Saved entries
* * * * * * *

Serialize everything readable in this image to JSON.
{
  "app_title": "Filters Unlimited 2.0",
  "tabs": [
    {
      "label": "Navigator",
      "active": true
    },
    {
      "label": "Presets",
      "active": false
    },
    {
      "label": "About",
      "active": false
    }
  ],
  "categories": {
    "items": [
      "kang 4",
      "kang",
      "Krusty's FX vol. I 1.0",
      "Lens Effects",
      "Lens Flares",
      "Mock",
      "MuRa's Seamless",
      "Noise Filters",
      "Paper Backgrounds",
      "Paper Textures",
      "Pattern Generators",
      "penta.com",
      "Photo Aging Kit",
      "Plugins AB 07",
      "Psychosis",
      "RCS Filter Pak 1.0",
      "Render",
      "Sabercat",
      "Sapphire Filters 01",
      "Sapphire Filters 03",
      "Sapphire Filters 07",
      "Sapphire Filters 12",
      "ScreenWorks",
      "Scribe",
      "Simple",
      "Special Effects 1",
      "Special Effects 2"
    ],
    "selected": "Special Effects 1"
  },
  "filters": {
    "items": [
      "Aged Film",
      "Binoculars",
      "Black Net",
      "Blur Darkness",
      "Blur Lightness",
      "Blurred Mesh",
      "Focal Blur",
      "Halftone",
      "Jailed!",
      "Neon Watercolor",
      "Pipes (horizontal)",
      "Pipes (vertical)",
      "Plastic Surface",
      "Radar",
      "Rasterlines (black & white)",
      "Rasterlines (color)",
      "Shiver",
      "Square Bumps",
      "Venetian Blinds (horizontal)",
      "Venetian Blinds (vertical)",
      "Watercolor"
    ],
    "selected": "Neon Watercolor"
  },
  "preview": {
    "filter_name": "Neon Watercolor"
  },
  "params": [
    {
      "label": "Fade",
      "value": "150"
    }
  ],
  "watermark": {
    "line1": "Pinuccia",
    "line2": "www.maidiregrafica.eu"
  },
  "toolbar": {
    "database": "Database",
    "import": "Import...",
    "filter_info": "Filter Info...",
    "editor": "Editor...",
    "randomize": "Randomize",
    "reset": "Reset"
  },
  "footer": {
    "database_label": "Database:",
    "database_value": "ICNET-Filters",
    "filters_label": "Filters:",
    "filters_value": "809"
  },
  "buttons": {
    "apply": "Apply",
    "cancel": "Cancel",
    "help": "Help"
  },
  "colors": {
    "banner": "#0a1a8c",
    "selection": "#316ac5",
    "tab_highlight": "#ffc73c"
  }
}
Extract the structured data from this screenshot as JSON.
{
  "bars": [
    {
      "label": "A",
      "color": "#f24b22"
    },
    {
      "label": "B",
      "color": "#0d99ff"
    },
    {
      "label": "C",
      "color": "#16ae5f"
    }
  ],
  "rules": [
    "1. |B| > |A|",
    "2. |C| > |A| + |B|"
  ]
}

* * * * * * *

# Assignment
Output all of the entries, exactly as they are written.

# Answer to the problem
Serialize everything readable in this image to JSON.
{
  "app_title": "Filters Unlimited 2.0",
  "tabs": [
    {
      "label": "Navigator",
      "active": true
    },
    {
      "label": "Presets",
      "active": false
    },
    {
      "label": "About",
      "active": false
    }
  ],
  "categories": {
    "items": [
      "kang 4",
      "kang",
      "Krusty's FX vol. I 1.0",
      "Lens Effects",
      "Lens Flares",
      "Mock",
      "MuRa's Seamless",
      "Noise Filters",
      "Paper Backgrounds",
      "Paper Textures",
      "Pattern Generators",
      "penta.com",
      "Photo Aging Kit",
      "Plugins AB 07",
      "Psychosis",
      "RCS Filter Pak 1.0",
      "Render",
      "Sabercat",
      "Sapphire Filters 01",
      "Sapphire Filters 03",
      "Sapphire Filters 07",
      "Sapphire Filters 12",
      "ScreenWorks",
      "Scribe",
      "Simple",
      "Special Effects 1",
      "Special Effects 2"
    ],
    "selected": "Special Effects 1"
  },
  "filters": {
    "items": [
      "Aged Film",
      "Binoculars",
      "Black Net",
      "Blur Darkness",
      "Blur Lightness",
      "Blurred Mesh",
      "Focal Blur",
      "Halftone",
      "Jailed!",
      "Neon Watercolor",
      "Pipes (horizontal)",
      "Pipes (vertical)",
      "Plastic Surface",
      "Radar",
      "Rasterlines (black & white)",
      "Rasterlines (color)",
      "Shiver",
      "Square Bumps",
      "Venetian Blinds (horizontal)",
      "Venetian Blinds (vertical)",
      "Watercolor"
    ],
    "selected": "Neon Watercolor"
  },
  "preview": {
    "filter_name": "Neon Watercolor"
  },
  "params": [
    {
      "label": "Fade",
      "value": "150"
    }
  ],
  "watermark": {
    "line1": "Pinuccia",
    "line2": "www.maidiregrafica.eu"
  },
  "toolbar": {
    "database": "Database",
    "import": "Import...",
    "filter_info": "Filter Info...",
    "editor": "Editor...",
    "randomize": "Randomize",
    "reset": "Reset"
  },
  "footer": {
    "database_label": "Database:",
    "database_value": "ICNET-Filters",
    "filters_label": "Filters:",
    "filters_value": "809"
  },
  "buttons": {
    "apply": "Apply",
    "cancel": "Cancel",
    "help": "Help"
  },
  "colors": {
    "banner": "#0a1a8c",
    "selection": "#316ac5",
    "tab_highlight": "#ffc73c"
  }
}
Extract the structured data from this screenshot as JSON.
{
  "bars": [
    {
      "label": "A",
      "color": "#f24b22"
    },
    {
      "label": "B",
      "color": "#0d99ff"
    },
    {
      "label": "C",
      "color": "#16ae5f"
    }
  ],
  "rules": [
    "1. |B| > |A|",
    "2. |C| > |A| + |B|"
  ]
}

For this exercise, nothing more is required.